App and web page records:
■ ■ ■
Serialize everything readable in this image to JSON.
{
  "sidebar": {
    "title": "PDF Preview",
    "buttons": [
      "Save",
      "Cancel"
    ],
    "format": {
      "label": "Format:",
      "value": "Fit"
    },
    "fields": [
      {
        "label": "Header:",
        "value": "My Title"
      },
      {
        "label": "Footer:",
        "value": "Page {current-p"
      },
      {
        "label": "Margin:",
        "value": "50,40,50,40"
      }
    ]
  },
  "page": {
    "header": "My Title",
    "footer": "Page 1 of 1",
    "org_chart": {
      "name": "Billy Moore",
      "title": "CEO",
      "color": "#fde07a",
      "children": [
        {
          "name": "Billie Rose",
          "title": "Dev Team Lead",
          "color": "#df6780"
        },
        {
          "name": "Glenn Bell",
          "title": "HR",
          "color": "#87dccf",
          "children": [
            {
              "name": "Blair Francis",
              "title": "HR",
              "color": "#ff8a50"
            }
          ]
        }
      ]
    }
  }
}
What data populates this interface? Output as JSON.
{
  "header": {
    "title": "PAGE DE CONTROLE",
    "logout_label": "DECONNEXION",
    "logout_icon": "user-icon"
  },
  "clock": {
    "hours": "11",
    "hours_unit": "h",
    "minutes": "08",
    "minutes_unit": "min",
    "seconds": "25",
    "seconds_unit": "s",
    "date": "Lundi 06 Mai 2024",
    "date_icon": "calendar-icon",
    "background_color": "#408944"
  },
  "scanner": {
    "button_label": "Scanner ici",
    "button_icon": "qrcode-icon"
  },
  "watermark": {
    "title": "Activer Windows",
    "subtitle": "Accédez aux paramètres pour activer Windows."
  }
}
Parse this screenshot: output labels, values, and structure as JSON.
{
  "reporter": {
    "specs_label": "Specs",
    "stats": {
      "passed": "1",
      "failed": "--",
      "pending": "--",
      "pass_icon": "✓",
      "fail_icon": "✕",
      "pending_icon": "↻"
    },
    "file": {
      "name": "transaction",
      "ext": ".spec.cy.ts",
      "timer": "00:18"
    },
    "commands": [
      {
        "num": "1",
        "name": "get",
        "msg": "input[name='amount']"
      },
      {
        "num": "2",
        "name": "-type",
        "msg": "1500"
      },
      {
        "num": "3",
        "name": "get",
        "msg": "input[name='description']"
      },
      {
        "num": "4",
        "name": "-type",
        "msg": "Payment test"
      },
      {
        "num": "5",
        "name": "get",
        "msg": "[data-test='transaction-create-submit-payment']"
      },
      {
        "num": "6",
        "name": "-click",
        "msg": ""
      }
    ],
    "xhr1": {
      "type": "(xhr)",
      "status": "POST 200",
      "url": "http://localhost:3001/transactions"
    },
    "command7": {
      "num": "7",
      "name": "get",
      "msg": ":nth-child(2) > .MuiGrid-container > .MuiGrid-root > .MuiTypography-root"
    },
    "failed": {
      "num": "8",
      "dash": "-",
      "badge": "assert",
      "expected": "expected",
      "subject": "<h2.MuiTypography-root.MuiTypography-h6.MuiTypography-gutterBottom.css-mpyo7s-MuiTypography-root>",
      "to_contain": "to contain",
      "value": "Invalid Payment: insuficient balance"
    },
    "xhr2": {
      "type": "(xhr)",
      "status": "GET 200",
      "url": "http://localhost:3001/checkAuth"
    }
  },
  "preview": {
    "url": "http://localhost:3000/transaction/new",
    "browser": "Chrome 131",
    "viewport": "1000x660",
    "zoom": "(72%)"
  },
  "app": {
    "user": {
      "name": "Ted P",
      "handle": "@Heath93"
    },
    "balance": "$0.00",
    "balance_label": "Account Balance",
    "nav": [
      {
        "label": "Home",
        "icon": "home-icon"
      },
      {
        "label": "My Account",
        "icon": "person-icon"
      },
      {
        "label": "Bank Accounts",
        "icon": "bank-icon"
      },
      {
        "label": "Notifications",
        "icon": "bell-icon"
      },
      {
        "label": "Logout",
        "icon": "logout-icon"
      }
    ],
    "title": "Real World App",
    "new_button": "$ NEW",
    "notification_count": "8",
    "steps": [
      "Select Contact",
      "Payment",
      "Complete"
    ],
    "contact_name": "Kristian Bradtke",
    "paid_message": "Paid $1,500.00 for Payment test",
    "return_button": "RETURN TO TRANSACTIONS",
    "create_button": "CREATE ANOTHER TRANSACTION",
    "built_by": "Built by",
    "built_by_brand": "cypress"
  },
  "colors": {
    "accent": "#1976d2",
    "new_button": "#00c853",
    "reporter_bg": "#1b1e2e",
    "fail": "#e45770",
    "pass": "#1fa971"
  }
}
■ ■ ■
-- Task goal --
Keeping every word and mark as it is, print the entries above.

-- Answer section --
Serialize everything readable in this image to JSON.
{
  "sidebar": {
    "title": "PDF Preview",
    "buttons": [
      "Save",
      "Cancel"
    ],
    "format": {
      "label": "Format:",
      "value": "Fit"
    },
    "fields": [
      {
        "label": "Header:",
        "value": "My Title"
      },
      {
        "label": "Footer:",
        "value": "Page {current-p"
      },
      {
        "label": "Margin:",
        "value": "50,40,50,40"
      }
    ]
  },
  "page": {
    "header": "My Title",
    "footer": "Page 1 of 1",
    "org_chart": {
      "name": "Billy Moore",
      "title": "CEO",
      "color": "#fde07a",
      "children": [
        {
          "name": "Billie Rose",
          "title": "Dev Team Lead",
          "color": "#df6780"
        },
        {
          "name": "Glenn Bell",
          "title": "HR",
          "color": "#87dccf",
          "children": [
            {
              "name": "Blair Francis",
              "title": "HR",
              "color": "#ff8a50"
            }
          ]
        }
      ]
    }
  }
}
What data populates this interface? Output as JSON.
{
  "header": {
    "title": "PAGE DE CONTROLE",
    "logout_label": "DECONNEXION",
    "logout_icon": "user-icon"
  },
  "clock": {
    "hours": "11",
    "hours_unit": "h",
    "minutes": "08",
    "minutes_unit": "min",
    "seconds": "25",
    "seconds_unit": "s",
    "date": "Lundi 06 Mai 2024",
    "date_icon": "calendar-icon",
    "background_color": "#408944"
  },
  "scanner": {
    "button_label": "Scanner ici",
    "button_icon": "qrcode-icon"
  },
  "watermark": {
    "title": "Activer Windows",
    "subtitle": "Accédez aux paramètres pour activer Windows."
  }
}
Parse this screenshot: output labels, values, and structure as JSON.
{
  "reporter": {
    "specs_label": "Specs",
    "stats": {
      "passed": "1",
      "failed": "--",
      "pending": "--",
      "pass_icon": "✓",
      "fail_icon": "✕",
      "pending_icon": "↻"
    },
    "file": {
      "name": "transaction",
      "ext": ".spec.cy.ts",
      "timer": "00:18"
    },
    "commands": [
      {
        "num": "1",
        "name": "get",
        "msg": "input[name='amount']"
      },
      {
        "num": "2",
        "name": "-type",
        "msg": "1500"
      },
      {
        "num": "3",
        "name": "get",
        "msg": "input[name='description']"
      },
      {
        "num": "4",
        "name": "-type",
        "msg": "Payment test"
      },
      {
        "num": "5",
        "name": "get",
        "msg": "[data-test='transaction-create-submit-payment']"
      },
      {
        "num": "6",
        "name": "-click",
        "msg": ""
      }
    ],
    "xhr1": {
      "type": "(xhr)",
      "status": "POST 200",
      "url": "http://localhost:3001/transactions"
    },
    "command7": {
      "num": "7",
      "name": "get",
      "msg": ":nth-child(2) > .MuiGrid-container > .MuiGrid-root > .MuiTypography-root"
    },
    "failed": {
      "num": "8",
      "dash": "-",
      "badge": "assert",
      "expected": "expected",
      "subject": "<h2.MuiTypography-root.MuiTypography-h6.MuiTypography-gutterBottom.css-mpyo7s-MuiTypography-root>",
      "to_contain": "to contain",
      "value": "Invalid Payment: insuficient balance"
    },
    "xhr2": {
      "type": "(xhr)",
      "status": "GET 200",
      "url": "http://localhost:3001/checkAuth"
    }
  },
  "preview": {
    "url": "http://localhost:3000/transaction/new",
    "browser": "Chrome 131",
    "viewport": "1000x660",
    "zoom": "(72%)"
  },
  "app": {
    "user": {
      "name": "Ted P",
      "handle": "@Heath93"
    },
    "balance": "$0.00",
    "balance_label": "Account Balance",
    "nav": [
      {
        "label": "Home",
        "icon": "home-icon"
      },
      {
        "label": "My Account",
        "icon": "person-icon"
      },
      {
        "label": "Bank Accounts",
        "icon": "bank-icon"
      },
      {
        "label": "Notifications",
        "icon": "bell-icon"
      },
      {
        "label": "Logout",
        "icon": "logout-icon"
      }
    ],
    "title": "Real World App",
    "new_button": "$ NEW",
    "notification_count": "8",
    "steps": [
      "Select Contact",
      "Payment",
      "Complete"
    ],
    "contact_name": "Kristian Bradtke",
    "paid_message": "Paid $1,500.00 for Payment test",
    "return_button": "RETURN TO TRANSACTIONS",
    "create_button": "CREATE ANOTHER TRANSACTION",
    "built_by": "Built by",
    "built_by_brand": "cypress"
  },
  "colors": {
    "accent": "#1976d2",
    "new_button": "#00c853",
    "reporter_bg": "#1b1e2e",
    "fail": "#e45770",
    "pass": "#1fa971"
  }
}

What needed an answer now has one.